One could read articles and stories from newspapers and
magazines from all over the world, and anyone could
organize their own web publications. People with
opinions could post web-logs (or blogs). Audio
streaming gave us pod casts, and anyone can publish
them. Video streaming allows anyone to create their own
video channel and fill it with their own original
In the early days, the sheer amount of information
available became overwhelming. Folks built search
engines to surf every web page they could find and
index them. These indexes helped, but they were still
overwhelming - as a search can return thousands, and
sometimes millions, of results.

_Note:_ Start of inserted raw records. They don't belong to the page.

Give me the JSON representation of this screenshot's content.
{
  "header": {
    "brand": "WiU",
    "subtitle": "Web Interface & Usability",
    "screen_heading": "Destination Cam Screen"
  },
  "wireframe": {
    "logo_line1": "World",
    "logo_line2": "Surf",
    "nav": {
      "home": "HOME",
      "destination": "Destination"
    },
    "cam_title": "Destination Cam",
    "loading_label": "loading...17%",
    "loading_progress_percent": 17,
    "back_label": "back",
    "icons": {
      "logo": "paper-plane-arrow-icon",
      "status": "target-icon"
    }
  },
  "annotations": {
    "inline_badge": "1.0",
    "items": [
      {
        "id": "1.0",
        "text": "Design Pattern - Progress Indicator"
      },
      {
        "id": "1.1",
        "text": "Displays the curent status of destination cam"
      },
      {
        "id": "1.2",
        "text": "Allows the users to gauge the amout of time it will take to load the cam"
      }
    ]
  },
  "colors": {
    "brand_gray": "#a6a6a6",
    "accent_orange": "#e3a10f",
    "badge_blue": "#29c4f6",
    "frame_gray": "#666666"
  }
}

So, the index people built algorithms to rank pages by
relevance. That was better, but there was still an
awful lot of information.
So, the index people began developing artificial
intelligence (a logical imitation of human
intelligence). They essentially built a digital version
of each individual’s RAS.
How? By building profiles.
Here are some of the ways Google, for example, does it.
Google records every search phrase you type or speak
into its engine. If you use their Chrome browser, or
set google.com as your default home page, they track
every web page you visit and how long you stay on it.
They track which files you download.
If you use Gmail, Google scans every email you send and
receive, as well as every draft you save (whether you
ever send it ir not). They track your purchases, and
how much comparison shopping you did before you
purchased. They track your color and size preferences,
and where you ship stuff to.
If you have the Google Maps app on your phone, Google
tracks where you go, and how long you remain there, as
well as what you search for.
Thus, Google is able to market highly targeted
advertising - matching sellers with motivated buyers;
and Google is able to guide you to internet content you
would most likely be interested in seeing.
Those who build the AI are also able to insert some of
their own preferences into your profile, so your
digital RAS gradually matches theirs more and more as
time goes by.
One of the helpful things Google does is making
suggestions as you type, using your RAS profile to
nudge you toward what you (or maybe they) would like
you to see.
Here. Try this...
Go to a Google search box and type only the letter “A”.
I’m pretty sure your first suggestion at the top of the
list will not be “AA” for Alcoholics Anonymous or “AAA”
for the American Automobile Association.
No. Your first suggestion will be “amazon.com”.
Your Friend and Servant,
Ken Klemm - Florida, USA
P.S. “I believe that close association with one who
refuses to compromise with circumstances he does not
like, is an asset that can never be measured in terms
of money.” ~ Napoleon Hill